WHAT IS NEEDED:
Reproduce the listing below without any change.

AVAILABLE DATA START

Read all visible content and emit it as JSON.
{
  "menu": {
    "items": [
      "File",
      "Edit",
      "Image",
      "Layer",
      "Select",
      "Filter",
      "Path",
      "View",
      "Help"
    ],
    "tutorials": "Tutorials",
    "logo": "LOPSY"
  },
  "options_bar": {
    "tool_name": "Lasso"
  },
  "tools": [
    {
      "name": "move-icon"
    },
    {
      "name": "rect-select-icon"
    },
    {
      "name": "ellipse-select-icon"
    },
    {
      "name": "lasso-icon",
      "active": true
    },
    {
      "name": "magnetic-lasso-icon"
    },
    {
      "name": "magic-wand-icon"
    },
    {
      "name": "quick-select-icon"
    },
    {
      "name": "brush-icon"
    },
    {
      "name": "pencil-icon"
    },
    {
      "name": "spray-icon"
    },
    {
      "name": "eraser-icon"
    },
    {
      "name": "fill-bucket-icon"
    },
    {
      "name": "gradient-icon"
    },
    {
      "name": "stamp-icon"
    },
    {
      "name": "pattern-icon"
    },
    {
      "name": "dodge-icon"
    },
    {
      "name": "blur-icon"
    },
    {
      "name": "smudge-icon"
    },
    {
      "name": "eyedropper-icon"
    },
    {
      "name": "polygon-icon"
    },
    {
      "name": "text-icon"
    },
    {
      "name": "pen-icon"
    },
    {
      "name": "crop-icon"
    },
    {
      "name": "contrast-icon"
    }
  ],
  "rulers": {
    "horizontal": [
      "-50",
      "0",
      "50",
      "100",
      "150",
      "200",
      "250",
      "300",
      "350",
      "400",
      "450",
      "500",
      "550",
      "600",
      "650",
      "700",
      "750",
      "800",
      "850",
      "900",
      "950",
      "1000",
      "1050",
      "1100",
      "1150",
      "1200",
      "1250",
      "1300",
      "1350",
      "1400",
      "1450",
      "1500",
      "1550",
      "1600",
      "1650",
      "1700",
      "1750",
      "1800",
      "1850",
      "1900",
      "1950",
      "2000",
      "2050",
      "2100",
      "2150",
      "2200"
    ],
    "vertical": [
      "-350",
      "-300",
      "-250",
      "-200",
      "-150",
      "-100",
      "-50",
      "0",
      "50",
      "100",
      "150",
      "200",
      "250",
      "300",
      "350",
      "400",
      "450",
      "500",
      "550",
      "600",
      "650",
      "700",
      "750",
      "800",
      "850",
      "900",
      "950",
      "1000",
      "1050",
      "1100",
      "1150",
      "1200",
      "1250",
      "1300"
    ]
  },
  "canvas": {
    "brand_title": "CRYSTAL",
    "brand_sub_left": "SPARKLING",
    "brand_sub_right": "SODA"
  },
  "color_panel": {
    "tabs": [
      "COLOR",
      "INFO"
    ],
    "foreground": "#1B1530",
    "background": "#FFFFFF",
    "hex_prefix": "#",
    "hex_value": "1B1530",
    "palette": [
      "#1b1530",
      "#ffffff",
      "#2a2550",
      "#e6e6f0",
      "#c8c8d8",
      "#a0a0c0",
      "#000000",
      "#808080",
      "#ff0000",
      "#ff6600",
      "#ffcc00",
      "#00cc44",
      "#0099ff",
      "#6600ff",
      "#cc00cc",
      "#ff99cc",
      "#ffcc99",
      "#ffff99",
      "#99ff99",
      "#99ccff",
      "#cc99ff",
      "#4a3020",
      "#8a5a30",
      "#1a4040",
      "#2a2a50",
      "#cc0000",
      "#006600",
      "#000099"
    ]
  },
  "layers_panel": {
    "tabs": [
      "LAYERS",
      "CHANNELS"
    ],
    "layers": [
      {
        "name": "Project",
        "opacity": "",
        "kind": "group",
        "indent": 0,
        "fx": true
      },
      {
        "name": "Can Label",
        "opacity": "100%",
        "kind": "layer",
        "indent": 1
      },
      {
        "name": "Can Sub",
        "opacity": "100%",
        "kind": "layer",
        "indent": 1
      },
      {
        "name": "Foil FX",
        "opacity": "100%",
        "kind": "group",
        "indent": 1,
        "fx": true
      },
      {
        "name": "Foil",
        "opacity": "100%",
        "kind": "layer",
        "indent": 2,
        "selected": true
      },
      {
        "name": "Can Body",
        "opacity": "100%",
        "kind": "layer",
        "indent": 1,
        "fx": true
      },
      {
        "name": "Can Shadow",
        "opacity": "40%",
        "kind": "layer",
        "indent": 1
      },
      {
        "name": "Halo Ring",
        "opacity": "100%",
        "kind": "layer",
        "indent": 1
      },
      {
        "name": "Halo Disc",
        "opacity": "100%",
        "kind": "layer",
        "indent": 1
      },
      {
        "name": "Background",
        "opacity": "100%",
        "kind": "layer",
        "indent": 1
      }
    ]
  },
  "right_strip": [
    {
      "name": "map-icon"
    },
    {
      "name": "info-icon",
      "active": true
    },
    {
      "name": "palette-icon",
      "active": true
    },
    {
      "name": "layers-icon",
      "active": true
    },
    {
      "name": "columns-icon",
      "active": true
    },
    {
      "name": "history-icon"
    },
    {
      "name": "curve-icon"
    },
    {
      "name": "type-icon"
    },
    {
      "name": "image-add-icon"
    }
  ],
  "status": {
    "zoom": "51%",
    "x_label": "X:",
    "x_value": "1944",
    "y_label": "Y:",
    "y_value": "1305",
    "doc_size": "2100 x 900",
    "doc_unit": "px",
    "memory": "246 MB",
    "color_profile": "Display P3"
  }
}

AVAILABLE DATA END

SOLUTION FOR THIS PROBLEM:
Read all visible content and emit it as JSON.
{
  "menu": {
    "items": [
      "File",
      "Edit",
      "Image",
      "Layer",
      "Select",
      "Filter",
      "Path",
      "View",
      "Help"
    ],
    "tutorials": "Tutorials",
    "logo": "LOPSY"
  },
  "options_bar": {
    "tool_name": "Lasso"
  },
  "tools": [
    {
      "name": "move-icon"
    },
    {
      "name": "rect-select-icon"
    },
    {
      "name": "ellipse-select-icon"
    },
    {
      "name": "lasso-icon",
      "active": true
    },
    {
      "name": "magnetic-lasso-icon"
    },
    {
      "name": "magic-wand-icon"
    },
    {
      "name": "quick-select-icon"
    },
    {
      "name": "brush-icon"
    },
    {
      "name": "pencil-icon"
    },
    {
      "name": "spray-icon"
    },
    {
      "name": "eraser-icon"
    },
    {
      "name": "fill-bucket-icon"
    },
    {
      "name": "gradient-icon"
    },
    {
      "name": "stamp-icon"
    },
    {
      "name": "pattern-icon"
    },
    {
      "name": "dodge-icon"
    },
    {
      "name": "blur-icon"
    },
    {
      "name": "smudge-icon"
    },
    {
      "name": "eyedropper-icon"
    },
    {
      "name": "polygon-icon"
    },
    {
      "name": "text-icon"
    },
    {
      "name": "pen-icon"
    },
    {
      "name": "crop-icon"
    },
    {
      "name": "contrast-icon"
    }
  ],
  "rulers": {
    "horizontal": [
      "-50",
      "0",
      "50",
      "100",
      "150",
      "200",
      "250",
      "300",
      "350",
      "400",
      "450",
      "500",
      "550",
      "600",
      "650",
      "700",
      "750",
      "800",
      "850",
      "900",
      "950",
      "1000",
      "1050",
      "1100",
      "1150",
      "1200",
      "1250",
      "1300",
      "1350",
      "1400",
      "1450",
      "1500",
      "1550",
      "1600",
      "1650",
      "1700",
      "1750",
      "1800",
      "1850",
      "1900",
      "1950",
      "2000",
      "2050",
      "2100",
      "2150",
      "2200"
    ],
    "vertical": [
      "-350",
      "-300",
      "-250",
      "-200",
      "-150",
      "-100",
      "-50",
      "0",
      "50",
      "100",
      "150",
      "200",
      "250",
      "300",
      "350",
      "400",
      "450",
      "500",
      "550",
      "600",
      "650",
      "700",
      "750",
      "800",
      "850",
      "900",
      "950",
      "1000",
      "1050",
      "1100",
      "1150",
      "1200",
      "1250",
      "1300"
    ]
  },
  "canvas": {
    "brand_title": "CRYSTAL",
    "brand_sub_left": "SPARKLING",
    "brand_sub_right": "SODA"
  },
  "color_panel": {
    "tabs": [
      "COLOR",
      "INFO"
    ],
    "foreground": "#1B1530",
    "background": "#FFFFFF",
    "hex_prefix": "#",
    "hex_value": "1B1530",
    "palette": [
      "#1b1530",
      "#ffffff",
      "#2a2550",
      "#e6e6f0",
      "#c8c8d8",
      "#a0a0c0",
      "#000000",
      "#808080",
      "#ff0000",
      "#ff6600",
      "#ffcc00",
      "#00cc44",
      "#0099ff",
      "#6600ff",
      "#cc00cc",
      "#ff99cc",
      "#ffcc99",
      "#ffff99",
      "#99ff99",
      "#99ccff",
      "#cc99ff",
      "#4a3020",
      "#8a5a30",
      "#1a4040",
      "#2a2a50",
      "#cc0000",
      "#006600",
      "#000099"
    ]
  },
  "layers_panel": {
    "tabs": [
      "LAYERS",
      "CHANNELS"
    ],
    "layers": [
      {
        "name": "Project",
        "opacity": "",
        "kind": "group",
        "indent": 0,
        "fx": true
      },
      {
        "name": "Can Label",
        "opacity": "100%",
        "kind": "layer",
        "indent": 1
      },
      {
        "name": "Can Sub",
        "opacity": "100%",
        "kind": "layer",
        "indent": 1
      },
      {
        "name": "Foil FX",
        "opacity": "100%",
        "kind": "group",
        "indent": 1,
        "fx": true
      },
      {
        "name": "Foil",
        "opacity": "100%",
        "kind": "layer",
        "indent": 2,
        "selected": true
      },
      {
        "name": "Can Body",
        "opacity": "100%",
        "kind": "layer",
        "indent": 1,
        "fx": true
      },
      {
        "name": "Can Shadow",
        "opacity": "40%",
        "kind": "layer",
        "indent": 1
      },
      {
        "name": "Halo Ring",
        "opacity": "100%",
        "kind": "layer",
        "indent": 1
      },
      {
        "name": "Halo Disc",
        "opacity": "100%",
        "kind": "layer",
        "indent": 1
      },
      {
        "name": "Background",
        "opacity": "100%",
        "kind": "layer",
        "indent": 1
      }
    ]
  },
  "right_strip": [
    {
      "name": "map-icon"
    },
    {
      "name": "info-icon",
      "active": true
    },
    {
      "name": "palette-icon",
      "active": true
    },
    {
      "name": "layers-icon",
      "active": true
    },
    {
      "name": "columns-icon",
      "active": true
    },
    {
      "name": "history-icon"
    },
    {
      "name": "curve-icon"
    },
    {
      "name": "type-icon"
    },
    {
      "name": "image-add-icon"
    }
  ],
  "status": {
    "zoom": "51%",
    "x_label": "X:",
    "x_value": "1944",
    "y_label": "Y:",
    "y_value": "1305",
    "doc_size": "2100 x 900",
    "doc_unit": "px",
    "memory": "246 MB",
    "color_profile": "Display P3"
  }
}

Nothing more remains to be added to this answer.